• Prompt:
Go over the lines below, and when one contains the word "Networking", copy it.

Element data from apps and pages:

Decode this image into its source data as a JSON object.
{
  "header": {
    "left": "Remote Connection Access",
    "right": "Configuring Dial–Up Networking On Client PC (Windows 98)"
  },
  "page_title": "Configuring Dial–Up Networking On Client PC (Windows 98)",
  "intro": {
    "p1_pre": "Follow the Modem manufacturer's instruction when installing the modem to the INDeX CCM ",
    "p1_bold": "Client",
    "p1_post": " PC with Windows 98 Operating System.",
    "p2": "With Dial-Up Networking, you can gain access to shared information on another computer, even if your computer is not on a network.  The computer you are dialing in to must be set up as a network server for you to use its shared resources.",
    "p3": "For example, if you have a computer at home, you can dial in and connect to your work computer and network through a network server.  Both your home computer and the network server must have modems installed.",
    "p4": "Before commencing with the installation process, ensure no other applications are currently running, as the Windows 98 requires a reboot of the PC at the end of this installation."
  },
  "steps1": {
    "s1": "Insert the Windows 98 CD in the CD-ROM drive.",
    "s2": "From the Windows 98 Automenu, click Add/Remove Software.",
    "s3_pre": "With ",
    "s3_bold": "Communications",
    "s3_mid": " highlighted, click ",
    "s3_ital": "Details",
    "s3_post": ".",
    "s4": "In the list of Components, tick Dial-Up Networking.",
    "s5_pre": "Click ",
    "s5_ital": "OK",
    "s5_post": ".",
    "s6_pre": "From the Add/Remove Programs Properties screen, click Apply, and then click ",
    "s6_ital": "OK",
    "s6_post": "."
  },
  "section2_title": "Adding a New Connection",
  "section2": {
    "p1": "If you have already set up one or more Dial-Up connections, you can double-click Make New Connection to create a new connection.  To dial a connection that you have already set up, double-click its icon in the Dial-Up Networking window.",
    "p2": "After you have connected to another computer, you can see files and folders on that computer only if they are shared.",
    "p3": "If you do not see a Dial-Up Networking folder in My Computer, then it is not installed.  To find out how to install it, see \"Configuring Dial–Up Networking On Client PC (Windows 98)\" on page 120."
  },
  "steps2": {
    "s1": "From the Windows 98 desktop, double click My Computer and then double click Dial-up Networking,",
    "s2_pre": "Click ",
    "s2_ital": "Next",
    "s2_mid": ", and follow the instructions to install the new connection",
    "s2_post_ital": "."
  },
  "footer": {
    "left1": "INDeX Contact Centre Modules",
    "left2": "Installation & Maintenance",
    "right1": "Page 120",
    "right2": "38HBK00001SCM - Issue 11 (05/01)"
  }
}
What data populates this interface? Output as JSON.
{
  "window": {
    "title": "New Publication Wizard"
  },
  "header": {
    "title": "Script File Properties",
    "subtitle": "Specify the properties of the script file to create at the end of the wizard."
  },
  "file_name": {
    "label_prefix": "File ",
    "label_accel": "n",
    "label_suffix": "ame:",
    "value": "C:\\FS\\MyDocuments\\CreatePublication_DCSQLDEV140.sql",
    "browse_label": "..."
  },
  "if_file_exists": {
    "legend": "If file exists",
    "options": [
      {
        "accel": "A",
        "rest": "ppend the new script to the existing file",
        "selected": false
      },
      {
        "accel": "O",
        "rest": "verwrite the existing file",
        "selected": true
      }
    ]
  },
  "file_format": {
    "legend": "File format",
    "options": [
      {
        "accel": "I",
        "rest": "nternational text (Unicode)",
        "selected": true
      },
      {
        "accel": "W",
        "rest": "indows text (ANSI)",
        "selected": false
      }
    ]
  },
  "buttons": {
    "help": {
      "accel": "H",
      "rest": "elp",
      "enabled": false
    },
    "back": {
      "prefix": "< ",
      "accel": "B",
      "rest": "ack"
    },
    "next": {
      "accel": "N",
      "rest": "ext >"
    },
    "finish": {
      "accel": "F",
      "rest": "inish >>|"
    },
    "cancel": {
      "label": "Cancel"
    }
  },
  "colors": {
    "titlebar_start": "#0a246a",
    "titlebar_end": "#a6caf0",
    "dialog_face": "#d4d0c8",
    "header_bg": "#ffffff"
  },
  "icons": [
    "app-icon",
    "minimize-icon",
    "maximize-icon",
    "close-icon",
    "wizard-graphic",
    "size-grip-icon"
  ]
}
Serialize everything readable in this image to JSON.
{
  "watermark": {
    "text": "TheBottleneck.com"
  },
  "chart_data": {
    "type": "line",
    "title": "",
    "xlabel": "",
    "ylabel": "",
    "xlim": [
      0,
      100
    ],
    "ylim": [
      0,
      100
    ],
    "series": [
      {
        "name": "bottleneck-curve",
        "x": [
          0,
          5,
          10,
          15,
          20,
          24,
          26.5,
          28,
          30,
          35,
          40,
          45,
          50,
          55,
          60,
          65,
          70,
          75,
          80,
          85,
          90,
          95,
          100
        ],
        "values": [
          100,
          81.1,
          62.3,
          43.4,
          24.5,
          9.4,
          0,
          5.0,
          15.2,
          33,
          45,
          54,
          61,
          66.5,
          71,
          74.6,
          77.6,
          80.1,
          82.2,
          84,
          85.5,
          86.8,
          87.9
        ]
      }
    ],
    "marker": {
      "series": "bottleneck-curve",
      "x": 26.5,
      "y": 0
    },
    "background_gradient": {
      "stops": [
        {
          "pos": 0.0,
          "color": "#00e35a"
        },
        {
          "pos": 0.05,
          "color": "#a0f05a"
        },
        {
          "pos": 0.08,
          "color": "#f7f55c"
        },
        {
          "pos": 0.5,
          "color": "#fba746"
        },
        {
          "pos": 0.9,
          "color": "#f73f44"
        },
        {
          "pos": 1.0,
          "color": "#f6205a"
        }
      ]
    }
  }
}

• Answer space:
    "right": "Configuring Dial–Up Networking On Client PC (Windows 98)"
  "page_title": "Configuring Dial–Up Networking On Client PC (Windows 98)",
    "p2": "With Dial-Up Networking, you can gain access to shared information on another computer, even if your computer is not on a network.  The computer you are dialing in to must be set up as a network server for you to use its shared resources.",
    "s4": "In the list of Components, tick Dial-Up Networking.",
    "p1": "If you have already set up one or more Dial-Up connections, you can double-click Make New Connection to create a new connection.  To dial a connection that you have already set up, double-click its icon in the Dial-Up Networking window.",
    "p3": "If you do not see a Dial-Up Networking folder in My Computer, then it is not installed.  To find out how to install it, see \"Configuring Dial–Up Networking On Client PC (Windows 98)\" on page 120."
    "s1": "From the Windows 98 desktop, double click My Computer and then double click Dial-up Networking,",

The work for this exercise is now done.